This differs from the cutting mechanism of the cylinder, which sees the cylinder of helical blades rotate against a fixed blade creating a scissor-like action. Favoured for the shorter cutting heights of fine turf, taking this mechanism onto the longer grasses of municipal land can see the blades of a cylinder mower become clogged and tangled, requiring frequent stops to clear the cutting deck which can be both labour-intensive and time-consuming. It can also impact the mower’s cutting speed, leading to increased wear and tear, and potentially putting undue stress on the mower’s engine.

Parks and National Trust

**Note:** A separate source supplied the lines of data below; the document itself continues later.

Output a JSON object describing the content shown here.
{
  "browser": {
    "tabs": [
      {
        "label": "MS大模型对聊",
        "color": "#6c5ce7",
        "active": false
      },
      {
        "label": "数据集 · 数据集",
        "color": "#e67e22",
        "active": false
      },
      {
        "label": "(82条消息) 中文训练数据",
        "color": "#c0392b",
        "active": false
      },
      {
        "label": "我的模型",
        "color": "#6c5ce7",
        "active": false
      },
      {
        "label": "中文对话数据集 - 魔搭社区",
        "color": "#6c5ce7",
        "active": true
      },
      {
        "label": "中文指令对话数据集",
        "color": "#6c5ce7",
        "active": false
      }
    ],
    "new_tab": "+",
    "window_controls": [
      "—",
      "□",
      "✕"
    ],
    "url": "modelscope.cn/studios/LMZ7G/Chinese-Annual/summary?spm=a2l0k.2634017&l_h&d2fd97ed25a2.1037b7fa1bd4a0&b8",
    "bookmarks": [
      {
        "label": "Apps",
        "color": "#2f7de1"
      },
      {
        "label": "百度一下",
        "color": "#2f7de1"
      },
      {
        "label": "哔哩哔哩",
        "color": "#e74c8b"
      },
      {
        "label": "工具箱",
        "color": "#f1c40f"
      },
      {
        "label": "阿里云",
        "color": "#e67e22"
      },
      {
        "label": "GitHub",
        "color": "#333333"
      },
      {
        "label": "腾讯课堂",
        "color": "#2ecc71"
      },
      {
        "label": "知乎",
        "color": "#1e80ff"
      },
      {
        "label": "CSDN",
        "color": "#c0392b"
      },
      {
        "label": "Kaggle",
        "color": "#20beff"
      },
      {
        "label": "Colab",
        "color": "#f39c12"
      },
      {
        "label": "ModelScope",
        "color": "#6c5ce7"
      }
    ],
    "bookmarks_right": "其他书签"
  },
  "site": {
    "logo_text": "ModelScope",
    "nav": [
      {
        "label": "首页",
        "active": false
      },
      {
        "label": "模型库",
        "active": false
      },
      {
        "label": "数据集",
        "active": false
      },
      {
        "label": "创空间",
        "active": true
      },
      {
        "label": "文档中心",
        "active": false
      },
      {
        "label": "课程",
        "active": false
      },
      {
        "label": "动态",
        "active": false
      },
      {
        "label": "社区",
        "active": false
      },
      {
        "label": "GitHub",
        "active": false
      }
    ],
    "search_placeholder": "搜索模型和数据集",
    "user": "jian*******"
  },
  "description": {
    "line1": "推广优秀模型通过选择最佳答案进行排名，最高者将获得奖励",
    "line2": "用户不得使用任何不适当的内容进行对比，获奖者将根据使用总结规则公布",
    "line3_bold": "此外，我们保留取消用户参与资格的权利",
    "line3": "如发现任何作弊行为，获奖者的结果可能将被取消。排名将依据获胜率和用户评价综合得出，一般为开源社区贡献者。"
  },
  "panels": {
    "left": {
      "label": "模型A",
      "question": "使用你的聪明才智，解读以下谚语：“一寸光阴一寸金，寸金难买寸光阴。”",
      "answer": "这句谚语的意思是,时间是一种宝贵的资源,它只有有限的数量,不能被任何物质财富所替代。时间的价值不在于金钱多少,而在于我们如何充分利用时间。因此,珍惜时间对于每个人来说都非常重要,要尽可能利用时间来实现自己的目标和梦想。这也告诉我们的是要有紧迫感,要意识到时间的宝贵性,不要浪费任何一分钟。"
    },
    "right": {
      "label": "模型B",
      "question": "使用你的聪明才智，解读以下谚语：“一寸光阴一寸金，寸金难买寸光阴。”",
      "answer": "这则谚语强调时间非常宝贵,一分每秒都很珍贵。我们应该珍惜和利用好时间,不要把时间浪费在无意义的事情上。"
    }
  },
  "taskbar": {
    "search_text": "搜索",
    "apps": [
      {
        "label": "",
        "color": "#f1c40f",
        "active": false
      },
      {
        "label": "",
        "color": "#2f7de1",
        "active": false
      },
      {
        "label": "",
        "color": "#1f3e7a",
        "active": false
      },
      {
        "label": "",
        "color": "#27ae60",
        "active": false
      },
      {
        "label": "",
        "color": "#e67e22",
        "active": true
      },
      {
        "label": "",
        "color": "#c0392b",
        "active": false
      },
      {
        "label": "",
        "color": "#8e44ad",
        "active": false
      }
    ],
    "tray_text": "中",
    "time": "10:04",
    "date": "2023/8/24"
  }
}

That’s not to say the precision of a cylinder mower doesn’t have a place in the grounds sector, even with the advancement of its rotary counterpart, there are instances where precision continues to be a valued part of grounds maintenance.

When it comes to maintaining the grounds of a National Trust property, for example, often a careful balance must be struck between preserving historical authenticity, ecological balance and aesthetic appeal.

Many properties value the biodiversity that exists in the area, and as such prefer extended cutting cycles and varying grass lengths to create habitats for wildlife and encourage pollination. Depending on the site, some National Trust properties may be committed to protecting certain species and thus will base grounds maintenance around their needs. But interspersed with these rewilded areas are borders and edges, as well as lawns and pathways that make for easy visitor access that require a much shorter and precise level of cut – the perfect job for a cylinder mower.

As such, machines may have to adapt between robust mowing and practising finesse. Going between the two requires two things: a skilled operator and a versatile machine.

Operator skill

When it comes to cylinder mowers, the skill of the operator can often have a much larger bearing than with an out-front rotary and flail mower. Lifting and lowering individual units around obstacles found on municipal grounds can be a complex job. However, when operated correctly, machines such as the Toro LT3340 with its robust construction can be the hardest working groundscare mower around. Designed to tackle overgrown areas as efficiently as light trims, a cylinder mower like this can cope with longer plants and grasses and give a great performance in a variety of conditions.

And of course with Reesink there’s training available to make sure you get the very best from all ride-on mowers. Reesink Turfcare’s Safe Use of Ride-On Mowers course provides groundskeepers with the most up-to-date training on Toro mowers, which means a cylinder mower can work as efficiently as a rotary in many cases across more unkempt terrains. A tailored and thorough overview of machine operation as well the guidance on how to check and maintain the equipment, means an operator can transfer between finessing edges and tackling tougher growth with ease.

Versatility is key

When it comes to choosing between a cylinder or a rotary mower the solution might be easier than first thought. Cross-over machines can provide the best of both worlds. By adding an attachment, a machine can be transformed from a powerhouse triple flail mower to a fine-cut cylinder.

This innovative solution maximises usability, allowing operators to use just one efficient machine where they might have otherwise needed two. Machines such as the Toro LT-F3000 triple flail mower with its cylinder attachment are perfect for meeting the challenges of reduced frequency mowing cycles that can be common in the grounds sectors, while still being able to keep up with delivering the perfect cut in more prestigious areas. A FCF-30 cutter unit and Tempest flail blade design exclusive to Toro, provides fine-cut flail operation which means it can maintain grass both short and long.

So we think you’ll agree there’s no either/or. By combining the benefits of the rotary and cylinder mower you can save both time and money, switching with ease between short precision cuts and tackling longer, wetter, coarser grass without the need to switch out equipment entirely on the job. Cross-over machines are perhaps the definition of productivity by design – quite literally built to tackle everything.